## [EXERCISE DESCRIPTION]
Would you print the records below without changing anything?

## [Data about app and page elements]
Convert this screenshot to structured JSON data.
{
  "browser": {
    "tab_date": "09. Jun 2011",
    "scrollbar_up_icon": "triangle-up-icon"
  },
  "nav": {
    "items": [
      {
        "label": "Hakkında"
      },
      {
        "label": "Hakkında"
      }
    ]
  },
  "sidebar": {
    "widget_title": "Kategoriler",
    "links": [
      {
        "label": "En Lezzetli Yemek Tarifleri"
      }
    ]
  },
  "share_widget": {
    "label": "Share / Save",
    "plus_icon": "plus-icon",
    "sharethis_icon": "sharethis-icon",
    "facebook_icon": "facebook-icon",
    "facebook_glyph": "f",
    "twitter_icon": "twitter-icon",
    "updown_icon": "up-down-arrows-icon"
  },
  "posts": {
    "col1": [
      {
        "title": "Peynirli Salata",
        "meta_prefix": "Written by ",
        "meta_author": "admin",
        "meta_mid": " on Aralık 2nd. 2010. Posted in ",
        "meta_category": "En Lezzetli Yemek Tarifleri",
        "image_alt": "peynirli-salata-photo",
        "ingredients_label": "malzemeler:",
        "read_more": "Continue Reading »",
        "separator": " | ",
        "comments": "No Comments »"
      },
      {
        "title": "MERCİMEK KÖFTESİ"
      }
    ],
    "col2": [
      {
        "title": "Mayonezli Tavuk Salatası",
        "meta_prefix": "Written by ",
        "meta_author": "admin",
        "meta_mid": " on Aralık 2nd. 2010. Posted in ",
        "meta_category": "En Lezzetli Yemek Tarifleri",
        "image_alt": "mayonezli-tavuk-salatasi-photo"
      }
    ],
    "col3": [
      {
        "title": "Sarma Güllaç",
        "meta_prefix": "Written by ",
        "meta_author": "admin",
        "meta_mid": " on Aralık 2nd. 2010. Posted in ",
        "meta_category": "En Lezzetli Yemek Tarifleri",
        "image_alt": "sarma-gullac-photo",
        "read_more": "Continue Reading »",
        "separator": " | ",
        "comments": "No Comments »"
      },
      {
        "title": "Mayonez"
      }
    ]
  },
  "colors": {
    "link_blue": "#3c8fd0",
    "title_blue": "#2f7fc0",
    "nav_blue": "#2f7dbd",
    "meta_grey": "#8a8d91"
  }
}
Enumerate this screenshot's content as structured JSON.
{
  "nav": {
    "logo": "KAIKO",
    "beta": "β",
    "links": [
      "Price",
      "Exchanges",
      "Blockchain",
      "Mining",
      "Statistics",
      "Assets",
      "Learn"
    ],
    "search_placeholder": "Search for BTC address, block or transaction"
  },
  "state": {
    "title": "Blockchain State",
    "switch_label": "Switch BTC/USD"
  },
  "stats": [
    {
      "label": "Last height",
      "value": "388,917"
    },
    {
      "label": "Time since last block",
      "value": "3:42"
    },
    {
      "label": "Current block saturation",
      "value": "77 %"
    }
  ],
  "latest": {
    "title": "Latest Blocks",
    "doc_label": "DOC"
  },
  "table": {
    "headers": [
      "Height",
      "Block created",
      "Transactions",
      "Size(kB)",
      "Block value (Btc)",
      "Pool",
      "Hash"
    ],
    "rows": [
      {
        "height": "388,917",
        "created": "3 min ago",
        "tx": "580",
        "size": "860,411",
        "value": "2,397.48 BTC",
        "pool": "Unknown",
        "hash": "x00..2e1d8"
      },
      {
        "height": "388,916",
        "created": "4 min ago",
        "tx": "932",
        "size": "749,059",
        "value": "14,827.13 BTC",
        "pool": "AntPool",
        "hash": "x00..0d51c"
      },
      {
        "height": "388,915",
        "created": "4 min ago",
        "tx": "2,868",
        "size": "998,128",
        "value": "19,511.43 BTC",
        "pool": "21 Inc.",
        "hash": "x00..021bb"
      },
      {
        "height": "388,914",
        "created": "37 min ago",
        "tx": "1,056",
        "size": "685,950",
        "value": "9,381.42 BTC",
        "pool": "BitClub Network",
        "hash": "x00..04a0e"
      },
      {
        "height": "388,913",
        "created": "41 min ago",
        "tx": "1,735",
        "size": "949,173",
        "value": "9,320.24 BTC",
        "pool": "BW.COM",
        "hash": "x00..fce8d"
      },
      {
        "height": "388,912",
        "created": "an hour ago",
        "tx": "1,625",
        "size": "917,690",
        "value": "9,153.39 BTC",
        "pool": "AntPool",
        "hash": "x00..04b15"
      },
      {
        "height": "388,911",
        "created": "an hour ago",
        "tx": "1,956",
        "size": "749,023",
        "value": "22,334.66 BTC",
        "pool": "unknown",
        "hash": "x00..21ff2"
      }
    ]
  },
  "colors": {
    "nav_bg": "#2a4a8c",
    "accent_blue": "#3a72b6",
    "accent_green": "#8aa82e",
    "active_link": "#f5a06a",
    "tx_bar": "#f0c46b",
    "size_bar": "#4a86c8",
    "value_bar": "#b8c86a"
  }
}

## [SOLUTION TO THIS PROBLEM]
Convert this screenshot to structured JSON data.
{
  "browser": {
    "tab_date": "09. Jun 2011",
    "scrollbar_up_icon": "triangle-up-icon"
  },
  "nav": {
    "items": [
      {
        "label": "Hakkında"
      },
      {
        "label": "Hakkında"
      }
    ]
  },
  "sidebar": {
    "widget_title": "Kategoriler",
    "links": [
      {
        "label": "En Lezzetli Yemek Tarifleri"
      }
    ]
  },
  "share_widget": {
    "label": "Share / Save",
    "plus_icon": "plus-icon",
    "sharethis_icon": "sharethis-icon",
    "facebook_icon": "facebook-icon",
    "facebook_glyph": "f",
    "twitter_icon": "twitter-icon",
    "updown_icon": "up-down-arrows-icon"
  },
  "posts": {
    "col1": [
      {
        "title": "Peynirli Salata",
        "meta_prefix": "Written by ",
        "meta_author": "admin",
        "meta_mid": " on Aralık 2nd. 2010. Posted in ",
        "meta_category": "En Lezzetli Yemek Tarifleri",
        "image_alt": "peynirli-salata-photo",
        "ingredients_label": "malzemeler:",
        "read_more": "Continue Reading »",
        "separator": " | ",
        "comments": "No Comments »"
      },
      {
        "title": "MERCİMEK KÖFTESİ"
      }
    ],
    "col2": [
      {
        "title": "Mayonezli Tavuk Salatası",
        "meta_prefix": "Written by ",
        "meta_author": "admin",
        "meta_mid": " on Aralık 2nd. 2010. Posted in ",
        "meta_category": "En Lezzetli Yemek Tarifleri",
        "image_alt": "mayonezli-tavuk-salatasi-photo"
      }
    ],
    "col3": [
      {
        "title": "Sarma Güllaç",
        "meta_prefix": "Written by ",
        "meta_author": "admin",
        "meta_mid": " on Aralık 2nd. 2010. Posted in ",
        "meta_category": "En Lezzetli Yemek Tarifleri",
        "image_alt": "sarma-gullac-photo",
        "read_more": "Continue Reading »",
        "separator": " | ",
        "comments": "No Comments »"
      },
      {
        "title": "Mayonez"
      }
    ]
  },
  "colors": {
    "link_blue": "#3c8fd0",
    "title_blue": "#2f7fc0",
    "nav_blue": "#2f7dbd",
    "meta_grey": "#8a8d91"
  }
}
Enumerate this screenshot's content as structured JSON.
{
  "nav": {
    "logo": "KAIKO",
    "beta": "β",
    "links": [
      "Price",
      "Exchanges",
      "Blockchain",
      "Mining",
      "Statistics",
      "Assets",
      "Learn"
    ],
    "search_placeholder": "Search for BTC address, block or transaction"
  },
  "state": {
    "title": "Blockchain State",
    "switch_label": "Switch BTC/USD"
  },
  "stats": [
    {
      "label": "Last height",
      "value": "388,917"
    },
    {
      "label": "Time since last block",
      "value": "3:42"
    },
    {
      "label": "Current block saturation",
      "value": "77 %"
    }
  ],
  "latest": {
    "title": "Latest Blocks",
    "doc_label": "DOC"
  },
  "table": {
    "headers": [
      "Height",
      "Block created",
      "Transactions",
      "Size(kB)",
      "Block value (Btc)",
      "Pool",
      "Hash"
    ],
    "rows": [
      {
        "height": "388,917",
        "created": "3 min ago",
        "tx": "580",
        "size": "860,411",
        "value": "2,397.48 BTC",
        "pool": "Unknown",
        "hash": "x00..2e1d8"
      },
      {
        "height": "388,916",
        "created": "4 min ago",
        "tx": "932",
        "size": "749,059",
        "value": "14,827.13 BTC",
        "pool": "AntPool",
        "hash": "x00..0d51c"
      },
      {
        "height": "388,915",
        "created": "4 min ago",
        "tx": "2,868",
        "size": "998,128",
        "value": "19,511.43 BTC",
        "pool": "21 Inc.",
        "hash": "x00..021bb"
      },
      {
        "height": "388,914",
        "created": "37 min ago",
        "tx": "1,056",
        "size": "685,950",
        "value": "9,381.42 BTC",
        "pool": "BitClub Network",
        "hash": "x00..04a0e"
      },
      {
        "height": "388,913",
        "created": "41 min ago",
        "tx": "1,735",
        "size": "949,173",
        "value": "9,320.24 BTC",
        "pool": "BW.COM",
        "hash": "x00..fce8d"
      },
      {
        "height": "388,912",
        "created": "an hour ago",
        "tx": "1,625",
        "size": "917,690",
        "value": "9,153.39 BTC",
        "pool": "AntPool",
        "hash": "x00..04b15"
      },
      {
        "height": "388,911",
        "created": "an hour ago",
        "tx": "1,956",
        "size": "749,023",
        "value": "22,334.66 BTC",
        "pool": "unknown",
        "hash": "x00..21ff2"
      }
    ]
  },
  "colors": {
    "nav_bg": "#2a4a8c",
    "accent_blue": "#3a72b6",
    "accent_green": "#8aa82e",
    "active_link": "#f5a06a",
    "tx_bar": "#f0c46b",
    "size_bar": "#4a86c8",
    "value_bar": "#b8c86a"
  }
}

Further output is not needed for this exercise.